Unlike many of the crops we eat, most of cacao production is done by small-scale farmers. Being small trees, cacao fruits are produced in cacao orchards, usually established in areas previously occupied by rain forests. The fruits grow directly on the trunk of the tree, and need to be harvested regularly, since all fruits do not ripen at the same time. Once harvested, the fruits are cut open, and the pulp and beans are separated from the husks. While the husks are discarded, the beans are left to dry out, at which point they become dark and start looking like the little pictures we sometimes see on our chocolate bars.
As we see, a central part of cocoa production (and us getting the yummy chocolate we like) is the production of fruits, which seems to be defined by many aspects of the production. On the one hand, poor soils lead to yield reductions. Interestingly, cacao trees are adapted to growing in the understory of the rain forest and for this reason had been initially grown under other trees. However, once it was observed that their productivity increased if exposed to full sun, the accompanying trees started to get cut off, further contributing to the deforestation of the rain forests where they are usually grown, and increasing the monoculture of cacao plants.
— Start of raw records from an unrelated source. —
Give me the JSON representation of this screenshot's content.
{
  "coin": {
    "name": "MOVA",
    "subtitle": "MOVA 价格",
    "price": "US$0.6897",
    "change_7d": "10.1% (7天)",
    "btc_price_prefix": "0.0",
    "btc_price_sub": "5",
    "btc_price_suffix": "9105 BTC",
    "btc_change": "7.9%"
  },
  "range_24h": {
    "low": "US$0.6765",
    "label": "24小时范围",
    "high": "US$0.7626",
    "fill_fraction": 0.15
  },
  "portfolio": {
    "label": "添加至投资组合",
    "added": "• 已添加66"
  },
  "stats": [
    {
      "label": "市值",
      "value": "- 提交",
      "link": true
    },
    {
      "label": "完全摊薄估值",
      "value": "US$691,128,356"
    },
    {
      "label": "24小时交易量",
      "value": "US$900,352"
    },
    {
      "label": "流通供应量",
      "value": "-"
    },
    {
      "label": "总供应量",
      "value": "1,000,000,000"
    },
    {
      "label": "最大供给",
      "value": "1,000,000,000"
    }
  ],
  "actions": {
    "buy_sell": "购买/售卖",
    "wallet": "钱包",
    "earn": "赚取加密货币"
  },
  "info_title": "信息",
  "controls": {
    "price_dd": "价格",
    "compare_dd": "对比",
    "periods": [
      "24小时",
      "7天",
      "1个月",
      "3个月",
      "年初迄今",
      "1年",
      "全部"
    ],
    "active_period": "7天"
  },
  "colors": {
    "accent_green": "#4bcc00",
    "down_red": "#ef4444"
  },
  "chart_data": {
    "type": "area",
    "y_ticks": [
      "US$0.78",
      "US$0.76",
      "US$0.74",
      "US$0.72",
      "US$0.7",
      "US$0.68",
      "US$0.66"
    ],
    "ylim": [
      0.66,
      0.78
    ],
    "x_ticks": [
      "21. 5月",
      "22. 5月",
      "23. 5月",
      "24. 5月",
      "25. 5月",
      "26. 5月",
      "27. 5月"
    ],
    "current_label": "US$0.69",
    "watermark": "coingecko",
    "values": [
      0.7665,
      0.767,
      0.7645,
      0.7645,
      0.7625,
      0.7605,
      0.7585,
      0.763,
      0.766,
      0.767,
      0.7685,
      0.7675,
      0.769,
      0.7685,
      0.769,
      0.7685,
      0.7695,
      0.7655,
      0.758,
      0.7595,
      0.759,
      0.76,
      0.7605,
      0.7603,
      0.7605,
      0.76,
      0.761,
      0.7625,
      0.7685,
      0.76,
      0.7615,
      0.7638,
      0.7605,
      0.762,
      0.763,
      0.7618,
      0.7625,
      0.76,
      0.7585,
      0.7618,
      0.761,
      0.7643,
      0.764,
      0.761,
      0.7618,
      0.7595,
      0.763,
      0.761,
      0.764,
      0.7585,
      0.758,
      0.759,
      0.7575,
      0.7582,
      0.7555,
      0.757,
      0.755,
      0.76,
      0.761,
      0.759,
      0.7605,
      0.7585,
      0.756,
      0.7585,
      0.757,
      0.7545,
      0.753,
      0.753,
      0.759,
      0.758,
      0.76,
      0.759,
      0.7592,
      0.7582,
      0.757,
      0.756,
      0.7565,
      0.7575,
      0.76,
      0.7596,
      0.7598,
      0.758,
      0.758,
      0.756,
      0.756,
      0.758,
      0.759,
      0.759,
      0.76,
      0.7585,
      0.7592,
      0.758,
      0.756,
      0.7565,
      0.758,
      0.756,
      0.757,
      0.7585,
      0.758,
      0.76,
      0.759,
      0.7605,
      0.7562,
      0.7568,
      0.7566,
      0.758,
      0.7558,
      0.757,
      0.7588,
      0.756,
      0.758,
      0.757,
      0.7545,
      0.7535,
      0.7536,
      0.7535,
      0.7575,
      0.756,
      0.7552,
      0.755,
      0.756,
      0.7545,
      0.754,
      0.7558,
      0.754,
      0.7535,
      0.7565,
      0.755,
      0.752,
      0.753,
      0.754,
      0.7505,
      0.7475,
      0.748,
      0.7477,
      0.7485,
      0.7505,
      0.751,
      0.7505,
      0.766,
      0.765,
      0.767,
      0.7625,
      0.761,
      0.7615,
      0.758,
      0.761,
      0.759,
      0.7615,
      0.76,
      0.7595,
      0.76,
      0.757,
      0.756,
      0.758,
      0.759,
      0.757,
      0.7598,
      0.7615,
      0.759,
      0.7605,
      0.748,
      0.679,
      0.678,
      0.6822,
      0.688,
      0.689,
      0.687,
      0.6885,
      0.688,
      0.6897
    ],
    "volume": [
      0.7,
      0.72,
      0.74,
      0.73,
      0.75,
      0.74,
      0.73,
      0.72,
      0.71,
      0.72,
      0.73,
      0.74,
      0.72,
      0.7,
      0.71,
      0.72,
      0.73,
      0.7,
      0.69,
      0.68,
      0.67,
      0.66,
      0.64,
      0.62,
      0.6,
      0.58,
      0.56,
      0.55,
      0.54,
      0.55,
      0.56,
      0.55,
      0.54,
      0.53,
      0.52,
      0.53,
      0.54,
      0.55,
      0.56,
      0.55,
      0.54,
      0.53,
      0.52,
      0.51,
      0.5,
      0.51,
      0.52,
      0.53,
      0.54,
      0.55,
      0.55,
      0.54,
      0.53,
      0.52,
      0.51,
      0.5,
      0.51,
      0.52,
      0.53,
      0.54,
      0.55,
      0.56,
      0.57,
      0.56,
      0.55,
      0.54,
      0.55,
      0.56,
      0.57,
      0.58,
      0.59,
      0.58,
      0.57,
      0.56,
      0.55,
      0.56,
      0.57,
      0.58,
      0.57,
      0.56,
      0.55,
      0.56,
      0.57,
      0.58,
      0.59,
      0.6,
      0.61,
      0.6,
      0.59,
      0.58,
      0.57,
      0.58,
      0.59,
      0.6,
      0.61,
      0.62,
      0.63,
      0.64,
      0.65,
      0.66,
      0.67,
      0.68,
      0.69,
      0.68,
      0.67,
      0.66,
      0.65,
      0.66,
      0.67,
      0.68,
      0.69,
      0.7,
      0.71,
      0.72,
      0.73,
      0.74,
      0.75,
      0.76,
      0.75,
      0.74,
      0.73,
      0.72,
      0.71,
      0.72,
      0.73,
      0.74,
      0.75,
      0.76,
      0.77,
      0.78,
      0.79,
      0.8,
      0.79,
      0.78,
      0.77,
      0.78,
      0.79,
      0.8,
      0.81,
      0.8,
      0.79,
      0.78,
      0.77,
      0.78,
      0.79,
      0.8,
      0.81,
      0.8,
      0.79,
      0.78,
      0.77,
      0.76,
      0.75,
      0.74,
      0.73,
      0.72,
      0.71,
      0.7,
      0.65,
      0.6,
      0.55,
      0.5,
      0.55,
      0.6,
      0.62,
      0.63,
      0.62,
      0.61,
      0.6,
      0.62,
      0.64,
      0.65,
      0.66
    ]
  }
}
After some years of higher yield, farmers realized that their trees became less and less productive, and came to understand that the presence of other trees in the orchards maintained the nutrients in the orchard’s soil, what eventually benefited fruit production. Today, in order to maintain yield and sustain the soils, cacao is recommended to be grown in what is called agroforestry systems, meaning that orchards are interplanted with other trees, which enrich the soil with nutrients, and provide a more natural shady environment in which the cacao trees can grow. The little label with a frog that we see on some certified chocolate packages indicates indeed that the farms where the cocoa used in that chocolate was produced following such environmentally friendly practices. Interestingly, as for many environmental practices, it was shown later that using agroforestry methods for cocoa production was not only beneficial to soil fertility; it also indirectly improved fruit pollination, thus improving yield through different paths!
How is cacao pollinated?
Why am I talking about pollination if I was just talking about planting trees? There’s a relationship, I promise! Let’s back up a bit. Unlike other crops (e.g., pecans) most cacao plants need to be cross-pollinated to produce pods and beans. This means that most cacao varieties need to receive pollen from another plant to produce fruit. In the case of cacao, the pollen cannot be transferred by wind, which makes animal pollinators central to cocoa production. In a surprising turn of events, even though we tend to think about pollinators as bees or butterflies, this wonderful fruit is mainly pollinated by a very unexpected organism: a biting midge! 🤯
Males and females of a group of midges (genus Forcipomyia) act as the main pollinators of the small cacao flowers. These midges visit the flowers to feed on nectar and pollen, which provides energy to the insects and helps females in egg production. While moving from flower to flower to feed, they transfer pollen between flowers from different trees, and increase fruit production. From this perspective, we need to thank these midges for the delicious chocolate we eat and drink!
And this is where planting trees relates to pollination. These midges prefer to develop on humid and shady environments, using leaf litter as a laying site. Making the soils shadier and increasing their leaf residues, agroforestry practices in cacao plantations directly benefit midges’ populations… and cacao production! Thus, through increasing the diversity of trees in these plantations, farmers can both make the soils provide nutrients for the plants to grow, and maintain large midge populations that ensure the effective pollination of cacao flowers. Isn’t it impressive what we can accomplish when we work with nature? And I mean, isn’t chocolate worth it?
Happy Holidays, everybody!
By Anahí Espíndola, Assistant Professor, Department of Entomology, University of Maryland, College Park. See more posts by Anahí.